Macon County Sheriff Mark Gammons responded to complaints that were made this week about food allowances for inmates at the Macon County Jail. Several prisoners complained that they were not getting enough in a given day, and a few concerned citizens made anonymous inquiries into the matter, both at the jail and here at the Macon Co. Times.
“Minor adjustments have been due to the budget cuts that we’re being forced to make by the county court and the county Mayor,” said Gammons. “State law only requires an inmate to have two meals a day, unless they are on a work crew. And then if they’re on a work crew they get a sandwich—bologna, PB&J—while they’re working.
“However, I have noticed that our kids’ lunch at our schools have been cut due to Federal regulations, and I’m looking into putting the prisoners on the same food as our kids, because I feel that if our kids can live off of this, then our inmates can too. We follow the state calorie guidelines; it’s a dietician who does that for us. We’re in compliance.”

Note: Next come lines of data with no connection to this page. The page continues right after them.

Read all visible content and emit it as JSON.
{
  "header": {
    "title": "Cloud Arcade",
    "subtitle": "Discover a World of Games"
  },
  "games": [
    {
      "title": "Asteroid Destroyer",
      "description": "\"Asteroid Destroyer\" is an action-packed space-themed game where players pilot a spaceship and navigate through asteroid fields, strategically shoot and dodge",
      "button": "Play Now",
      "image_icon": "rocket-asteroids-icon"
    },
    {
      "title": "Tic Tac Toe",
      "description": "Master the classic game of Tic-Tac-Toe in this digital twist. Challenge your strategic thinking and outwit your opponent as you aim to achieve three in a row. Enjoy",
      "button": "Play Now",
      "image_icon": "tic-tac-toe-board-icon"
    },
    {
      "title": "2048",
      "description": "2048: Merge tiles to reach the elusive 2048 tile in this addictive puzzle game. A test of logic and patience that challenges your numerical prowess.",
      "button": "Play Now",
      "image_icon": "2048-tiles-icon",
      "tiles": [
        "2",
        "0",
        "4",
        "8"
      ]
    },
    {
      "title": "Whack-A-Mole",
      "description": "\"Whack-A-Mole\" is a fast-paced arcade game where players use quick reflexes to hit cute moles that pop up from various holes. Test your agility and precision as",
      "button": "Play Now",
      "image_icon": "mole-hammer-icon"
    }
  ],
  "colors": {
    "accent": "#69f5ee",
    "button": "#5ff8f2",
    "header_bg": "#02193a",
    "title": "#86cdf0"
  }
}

Guidelines mirror the estimated calorie needs laid out by the medical community—calling for between 2,200 and 3,000 calories a day for males and between 1,800 and 2,400 calories for females, depending on age and activity level.
Prisoners also have commissary allowances—meaning that family and loved ones can leave a limited amount of money into a fund for the prisoner, which he or she can use for extras like snacks and treats.
School lunch menus have been recently amended per Federal requirement to include a certain variety of nutritional components. In short, kids are getting smaller portions, with more fruits and vegetables.
“I know it’s not on the local level—it’s a Federal level, which we’re required to meet,” said Gammons, “but I feel that our kids deserve more than our prisoners. They don’t have to be in jail, but the kids do have to be in school.”
The state standards for correctional facilities that Gammons is referring to read as follows:
1. Food service guidelines and a menu pattern approved by a dietician shall be used by each facility in the preparation of meals.
2. Working prisoners shall receive at least three (3) meals every twenty-four (24) hours with no more than fourteen (14) hours between any two meals. At least two (2) of these meals shall be hot. Nonworking prisoners shall receive at least two (2) meals every twenty-four (24) hours with no more than fourteen (14) hours between any two meals.